> What to produce: Return every line from the records below in which the word "JSON" is found.

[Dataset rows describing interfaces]

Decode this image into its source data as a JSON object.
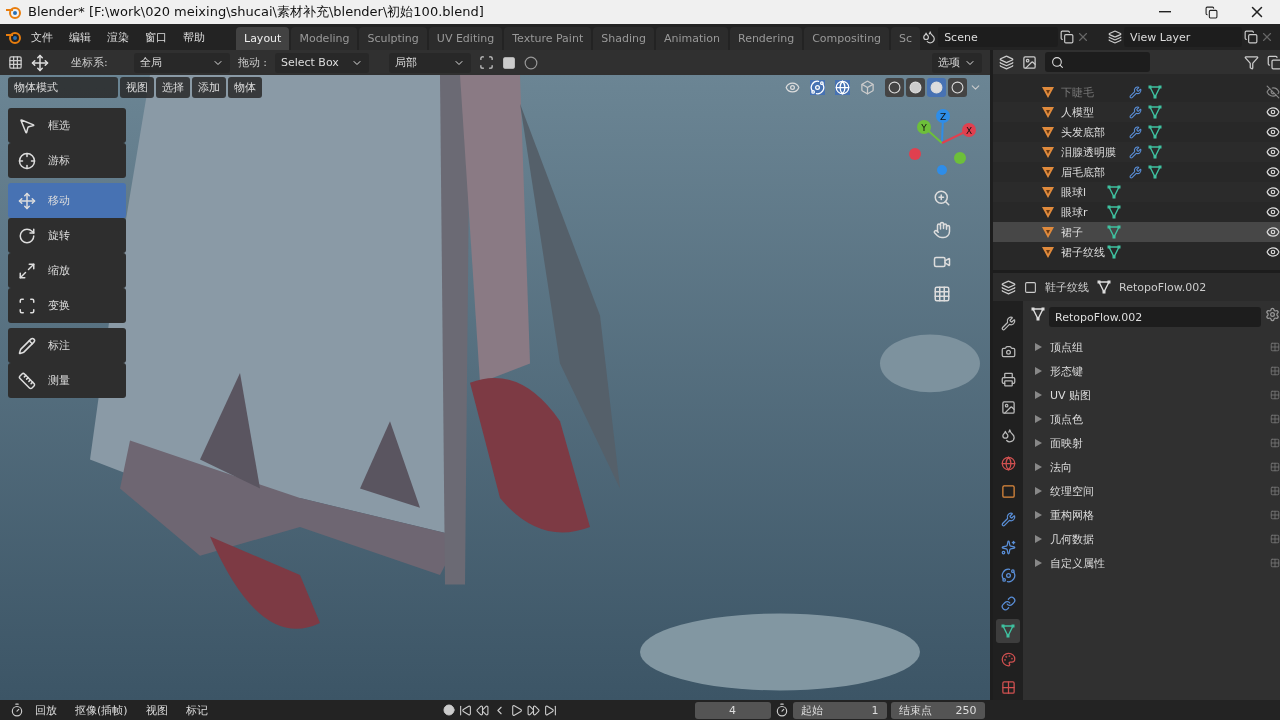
{
  "window": {
    "title": "Blender* [F:\\work\\020 meixing\\shucai\\素材补充\\blender\\初始100.blend]"
  },
  "menu": [
    "文件",
    "编辑",
    "渲染",
    "窗口",
    "帮助"
  ],
  "workspaces": [
    {
      "label": "Layout",
      "selected": true
    },
    {
      "label": "Modeling",
      "selected": false
    },
    {
      "label": "Sculpting",
      "selected": false
    },
    {
      "label": "UV Editing",
      "selected": false
    },
    {
      "label": "Texture Paint",
      "selected": false
    },
    {
      "label": "Shading",
      "selected": false
    },
    {
      "label": "Animation",
      "selected": false
    },
    {
      "label": "Rendering",
      "selected": false
    },
    {
      "label": "Compositing",
      "selected": false
    },
    {
      "label": "Sc",
      "selected": false
    }
  ],
  "scene": "Scene",
  "view_layer": "View Layer",
  "tool_settings": {
    "orientation_label": "坐标系:",
    "orientation": "全局",
    "drag_label": "拖动 :",
    "drag": "Select Box",
    "pivot": "局部",
    "options": "选项"
  },
  "viewport_header": {
    "mode": "物体模式",
    "menus": [
      "视图",
      "选择",
      "添加",
      "物体"
    ],
    "shading": [
      {
        "kind": "wireframe",
        "selected": false
      },
      {
        "kind": "solid",
        "selected": false
      },
      {
        "kind": "material",
        "selected": true
      },
      {
        "kind": "rendered",
        "selected": false
      }
    ]
  },
  "tools": [
    {
      "label": "框选",
      "kind": "select",
      "selected": false
    },
    {
      "label": "游标",
      "kind": "cursor",
      "selected": false
    },
    {
      "label": "移动",
      "kind": "move",
      "selected": true
    },
    {
      "label": "旋转",
      "kind": "rotate",
      "selected": false
    },
    {
      "label": "缩放",
      "kind": "scale",
      "selected": false
    },
    {
      "label": "变换",
      "kind": "transform",
      "selected": false
    },
    {
      "label": "标注",
      "kind": "annotate",
      "selected": false
    },
    {
      "label": "测量",
      "kind": "measure",
      "selected": false
    }
  ],
  "gizmo_axes": [
    "Z",
    "Y",
    "X"
  ],
  "outliner": {
    "rows": [
      {
        "name": "下睫毛",
        "modifier": true,
        "visible": false,
        "selected": false
      },
      {
        "name": "人模型",
        "modifier": true,
        "visible": true,
        "selected": false
      },
      {
        "name": "头发底部",
        "modifier": true,
        "visible": true,
        "selected": false
      },
      {
        "name": "泪腺透明膜",
        "modifier": true,
        "visible": true,
        "selected": false
      },
      {
        "name": "眉毛底部",
        "modifier": true,
        "visible": true,
        "selected": false
      },
      {
        "name": "眼球l",
        "modifier": false,
        "visible": true,
        "selected": false
      },
      {
        "name": "眼球r",
        "modifier": false,
        "visible": true,
        "selected": false
      },
      {
        "name": "裙子",
        "modifier": false,
        "visible": true,
        "selected": true
      },
      {
        "name": "裙子纹线",
        "modifier": false,
        "visible": true,
        "selected": false
      }
    ]
  },
  "properties": {
    "object": "鞋子纹线",
    "mesh": "RetopoFlow.002",
    "datablock": "RetopoFlow.002",
    "tabs": [
      {
        "kind": "tool",
        "selected": false
      },
      {
        "kind": "render",
        "selected": false
      },
      {
        "kind": "output",
        "selected": false
      },
      {
        "kind": "view-layer",
        "selected": false
      },
      {
        "kind": "scene",
        "selected": false
      },
      {
        "kind": "world",
        "selected": false
      },
      {
        "kind": "object",
        "selected": false
      },
      {
        "kind": "modifier",
        "selected": false
      },
      {
        "kind": "particles",
        "selected": false
      },
      {
        "kind": "physics",
        "selected": false
      },
      {
        "kind": "constraints",
        "selected": false
      },
      {
        "kind": "data",
        "selected": true
      },
      {
        "kind": "material",
        "selected": false
      },
      {
        "kind": "texture",
        "selected": false
      }
    ],
    "panels": [
      "顶点组",
      "形态键",
      "UV 贴图",
      "顶点色",
      "面映射",
      "法向",
      "纹理空间",
      "重构网格",
      "几何数据",
      "自定义属性"
    ]
  },
  "timeline": {
    "menus": [
      "回放",
      "抠像(插帧)",
      "视图",
      "标记"
    ],
    "frame": "4",
    "start_label": "起始",
    "start": "1",
    "end_label": "结束点",
    "end": "250"
  }
}
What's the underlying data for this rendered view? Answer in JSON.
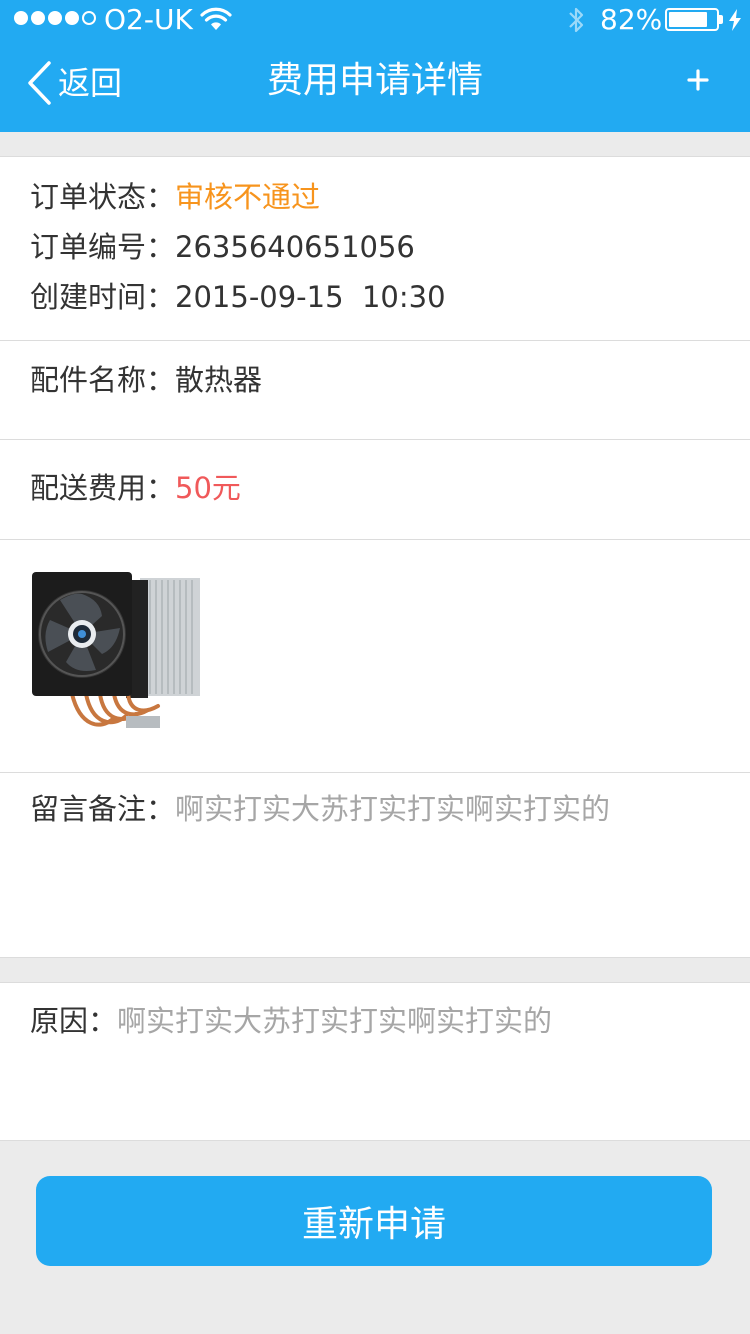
{
  "status_bar": {
    "carrier": "O2-UK",
    "battery_percent_label": "82%",
    "battery_level": 0.82,
    "signal_bars_filled": 4,
    "signal_bars_total": 5
  },
  "nav": {
    "back_label": "返回",
    "title": "费用申请详情",
    "add_icon": "plus-icon"
  },
  "order": {
    "status_label": "订单状态：",
    "status_value": "审核不通过",
    "number_label": "订单编号：",
    "number_value": "2635640651056",
    "created_label": "创建时间：",
    "created_value": "2015-09-15  10:30"
  },
  "part": {
    "name_label": "配件名称：",
    "name_value": "散热器"
  },
  "delivery": {
    "fee_label": "配送费用：",
    "fee_value": "50元"
  },
  "remark": {
    "label": "留言备注：",
    "value": "啊实打实大苏打实打实啊实打实的"
  },
  "reason": {
    "label": "原因：",
    "value": "啊实打实大苏打实打实啊实打实的"
  },
  "actions": {
    "reapply_label": "重新申请"
  },
  "colors": {
    "primary": "#22aaf2",
    "status_rejected": "#f7941d",
    "price": "#f0595a",
    "muted": "#a6a6a6"
  }
}
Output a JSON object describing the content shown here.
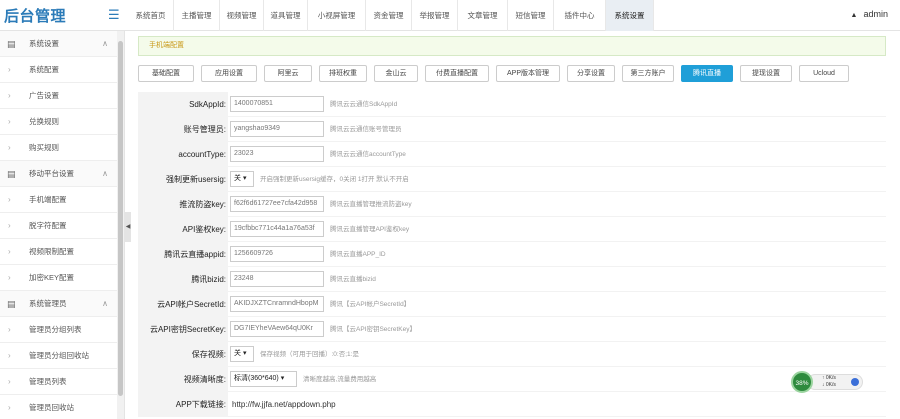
{
  "app_title": "后台管理",
  "topnav": [
    {
      "label": "系统首页",
      "active": false
    },
    {
      "label": "主播管理",
      "active": false
    },
    {
      "label": "视频管理",
      "active": false
    },
    {
      "label": "道具管理",
      "active": false
    },
    {
      "label": "小视屏管理",
      "active": false
    },
    {
      "label": "资金管理",
      "active": false
    },
    {
      "label": "举报管理",
      "active": false
    },
    {
      "label": "文章管理",
      "active": false
    },
    {
      "label": "短信管理",
      "active": false
    },
    {
      "label": "插件中心",
      "active": false
    },
    {
      "label": "系统设置",
      "active": true
    }
  ],
  "user": {
    "name": "admin"
  },
  "sidebar": [
    {
      "type": "group",
      "label": "系统设置",
      "icon": "document-icon"
    },
    {
      "type": "item",
      "label": "系统配置"
    },
    {
      "type": "item",
      "label": "广告设置"
    },
    {
      "type": "item",
      "label": "兑换规则"
    },
    {
      "type": "item",
      "label": "购买规则"
    },
    {
      "type": "group",
      "label": "移动平台设置",
      "icon": "document-icon"
    },
    {
      "type": "item",
      "label": "手机端配置"
    },
    {
      "type": "item",
      "label": "脱字符配置"
    },
    {
      "type": "item",
      "label": "视频限制配置"
    },
    {
      "type": "item",
      "label": "加密KEY配置"
    },
    {
      "type": "group",
      "label": "系统管理员",
      "icon": "document-icon"
    },
    {
      "type": "item",
      "label": "管理员分组列表"
    },
    {
      "type": "item",
      "label": "管理员分组回收站"
    },
    {
      "type": "item",
      "label": "管理员列表"
    },
    {
      "type": "item",
      "label": "管理员回收站"
    }
  ],
  "alert": {
    "text": "手机端配置"
  },
  "config_tabs": [
    {
      "label": "基础配置",
      "active": false
    },
    {
      "label": "应用设置",
      "active": false
    },
    {
      "label": "阿里云",
      "active": false
    },
    {
      "label": "排班权重",
      "active": false
    },
    {
      "label": "金山云",
      "active": false
    },
    {
      "label": "付费直播配置",
      "active": false
    },
    {
      "label": "APP版本管理",
      "active": false
    },
    {
      "label": "分享设置",
      "active": false
    },
    {
      "label": "第三方账户",
      "active": false
    },
    {
      "label": "腾讯直播",
      "active": true
    },
    {
      "label": "提现设置",
      "active": false
    },
    {
      "label": "Ucloud",
      "active": false
    }
  ],
  "form": [
    {
      "label": "SdkAppId:",
      "kind": "input",
      "value": "1400070851",
      "hint": "腾讯云云通信SdkAppId"
    },
    {
      "label": "账号管理员:",
      "kind": "input",
      "value": "yangshao9349",
      "hint": "腾讯云云通信账号管理员"
    },
    {
      "label": "accountType:",
      "kind": "input",
      "value": "23023",
      "hint": "腾讯云云通信accountType"
    },
    {
      "label": "强制更新usersig:",
      "kind": "select",
      "value": "关",
      "hint": "开启强制更新usersig缓存，0关闭 1打开 默认不开启"
    },
    {
      "label": "推流防盗key:",
      "kind": "input",
      "value": "f62f6d61727ee7cfa42d958",
      "hint": "腾讯云直播管理推流防盗key"
    },
    {
      "label": "API鉴权key:",
      "kind": "input",
      "value": "19cfbbc771c44a1a76a53f",
      "hint": "腾讯云直播管理API鉴权key"
    },
    {
      "label": "腾讯云直播appid:",
      "kind": "input",
      "value": "1256609726",
      "hint": "腾讯云直播APP_ID"
    },
    {
      "label": "腾讯bizid:",
      "kind": "input",
      "value": "23248",
      "hint": "腾讯云直播bizid"
    },
    {
      "label": "云API帐户SecretId:",
      "kind": "input",
      "value": "AKIDJXZTCnramndHbopM",
      "hint": "腾讯【云API帐户SecretId】"
    },
    {
      "label": "云API密钥SecretKey:",
      "kind": "input",
      "value": "DG7IEYheVAew64qU0Kr",
      "hint": "腾讯【云API密钥SecretKey】"
    },
    {
      "label": "保存视频:",
      "kind": "select",
      "value": "关",
      "hint": "保存视频（可用于回播）:0:否;1:是"
    },
    {
      "label": "视频清晰度:",
      "kind": "select2",
      "value": "标清(360*640)",
      "hint": "清晰度越高,流量费用越高"
    },
    {
      "label": "APP下载链接:",
      "kind": "plain",
      "value": "http://fw.jjfa.net/appdown.php",
      "hint": ""
    }
  ],
  "net_widget": {
    "percent": "38%",
    "up": "0K/s",
    "down": "0K/s"
  }
}
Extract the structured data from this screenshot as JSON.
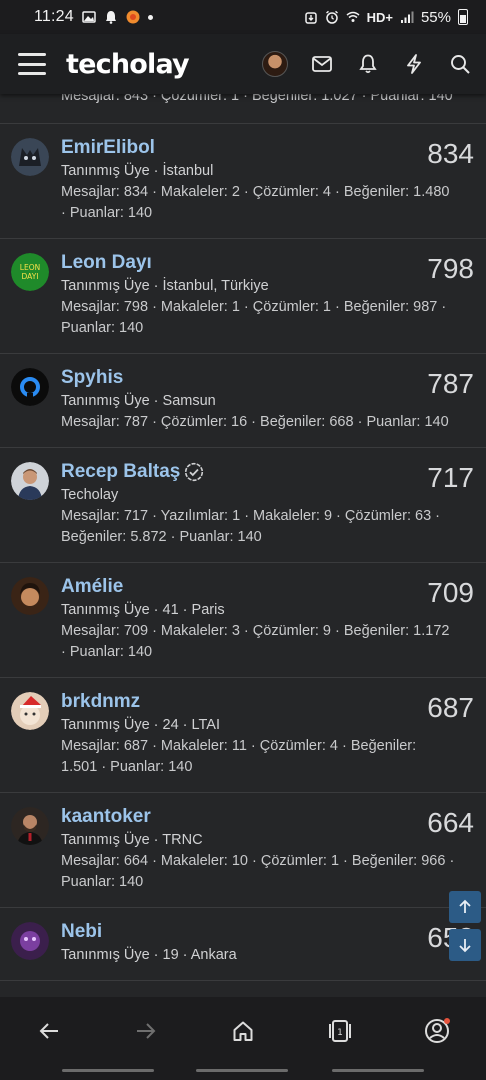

> Solution to the problem:
Decode this image into its source data as a JSON object.
What's the underlying data for this rendered view? Answer in JSON.
Output a JSON object describing the content shown here.
Extract the structured data from this screenshot as JSON.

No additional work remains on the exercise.